Kenya: Foreign Intervention in Libya Destabilises the Region


The Permanent Representative of Kenya to the United Nations (UN), Martin Kimani, stressed the need to end foreign interference in Libya.

In a speech to the UN Security Council, the Kenya representative said that intervention in Libya must end to ensure the gains that have been achieved so far. He added that this intervention is characterised by the continuous presence of foreign fighters and mercenaries on Libyan soil.

“This presence does not lead to destabilisation in Libya alone, but in the region as a whole,” Kenya warned.

Notably, the International Crisis Group (ICG) has urged the African Union (AU) to play greater role in addressing the Libyan crisis, and help the war-torn country to remove foreign fighters and mercenaries from its territories.

It pointed out that the AU should stop playing the role of “spectator,” while the risks of derailing the political transition in Libya increase, after the elections were postponed indefinitely.

The report indicated that the way out of the Libyan crisis is for the AU to support political mediation led by the UN to draw a new road map. “The expulsion of Chadian and Sudanese fighters should be facilitated, because the country’s stability in future depends on the departure of foreign fighters,” the report explained.

The ICG called on the AU to address the disadvantages of removing those fighters from Libya, in accordance with the provisions of the cease-fire. It also indicated that the source countries of fighters must be pressured to develop a clear strategy for the transfer of these fighters.

The report concluded that the AU is required to encourage a smooth withdrawal process for those fighters in an organized, coordinated and gradual manner.

Earlier, Kingabe Ogouzeimi de Tapol, a Spokesperson for the Front for Change and Concord in Chad (FACT), said that there are many Chadian rebels still present in Libya.

In an interview with the Italian news agency Nova, de Tapol expressed his regret that elections were not held in Libya, where there are many Chadian rebels.

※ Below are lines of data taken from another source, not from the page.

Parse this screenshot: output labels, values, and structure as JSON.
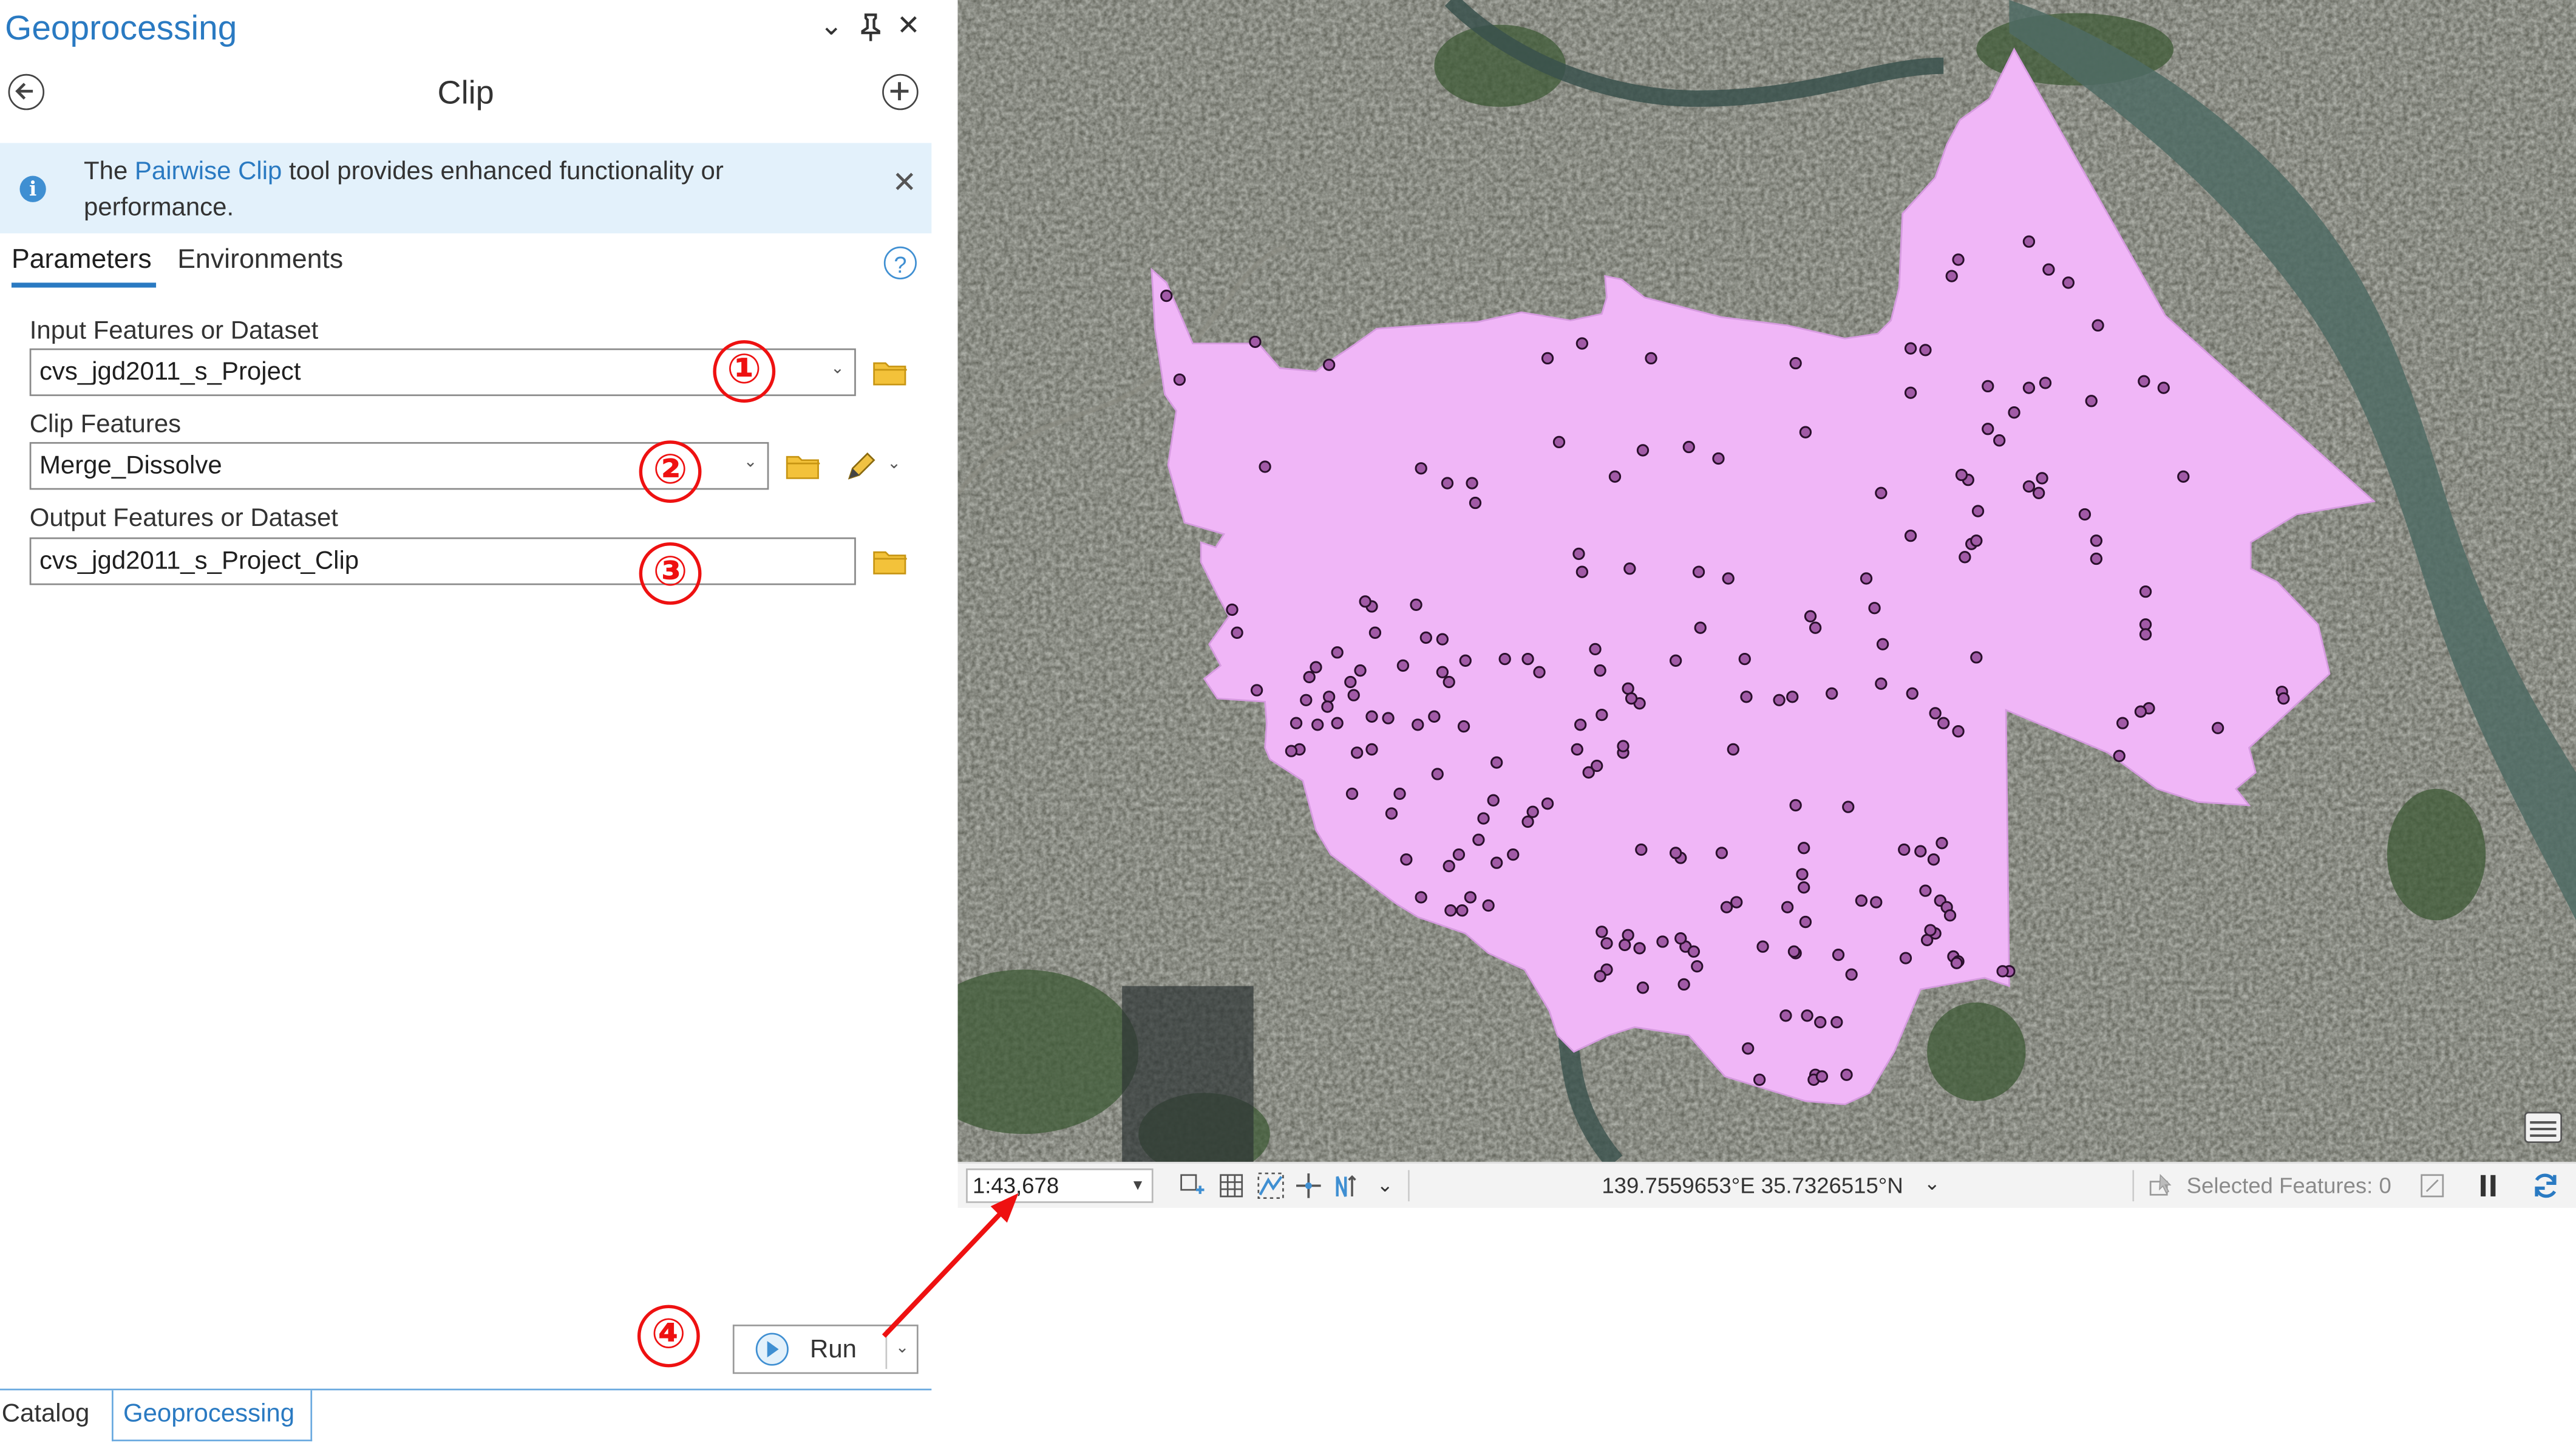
{
  "pane": {
    "title": "Geoprocessing",
    "controls": {
      "collapse_glyph": "⌄",
      "pin_glyph": "📌",
      "close_glyph": "✕"
    },
    "tool_title": "Clip",
    "banner": {
      "text_pre": "The ",
      "link": "Pairwise Clip",
      "text_post": " tool provides enhanced functionality or performance."
    },
    "tabs": [
      {
        "label": "Parameters",
        "active": true
      },
      {
        "label": "Environments",
        "active": false
      }
    ],
    "help_glyph": "?",
    "params": [
      {
        "label": "Input Features or Dataset",
        "value": "cvs_jgd2011_s_Project",
        "badge": "①"
      },
      {
        "label": "Clip Features",
        "value": "Merge_Dissolve",
        "badge": "②"
      },
      {
        "label": "Output Features or Dataset",
        "value": "cvs_jgd2011_s_Project_Clip",
        "badge": "③"
      }
    ],
    "run": {
      "label": "Run",
      "badge": "④"
    },
    "bottom_tabs": [
      {
        "label": "Catalog",
        "active": false
      },
      {
        "label": "Geoprocessing",
        "active": true
      }
    ]
  },
  "status": {
    "scale": "1:43,678",
    "coordinates": "139.7559653°E 35.7326515°N",
    "selected_features": "Selected Features: 0"
  },
  "colors": {
    "accent": "#2a7ac2",
    "banner_bg": "#e3f1fb",
    "badge_red": "#ee1111",
    "polygon_fill": "#f0b6f7",
    "point_fill": "#a15aa6",
    "point_stroke": "#2a0f2c"
  },
  "icons": [
    "back-icon",
    "add-icon",
    "info-icon",
    "close-icon",
    "help-icon",
    "folder-icon",
    "pencil-icon",
    "play-icon",
    "pause-icon",
    "refresh-icon"
  ]
}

“They understand the need to return,” de Tabol said, referring to Chadian militants in Libya. “In the past, we were in Libya to fight the Islamic State of Iraq and the Levant (ISIS), but today we know that we must go back to our country.”

In October 2021, the Sudanese Foreign Minister, Mariam Al-Sadiq Al-Mahdi, confirmed the presence of Sudanese mercenaries in Libya. She stressed that the responsibility of the Sudanese government lies in ensuring that those fighters do not pose a threat to Libya. Their departure is part of the democratic development and stability in Libya.

Al-Mahdi pointed out that her government has reached joint security mechanisms that enjoy broad international support. She noted that this was agreed by the 5 + 5 Joint Military Committee (JMC), highlighting the existence of a plan with a clear timetable to limit the Sudanese fighters.

The Sudanese Foreign Minister explained that the JMC and the security services of Sudan will reach an agreement on the method of returning the Sudanese mercenaries, so that they do not pose a threat to Sudan and Libya as well.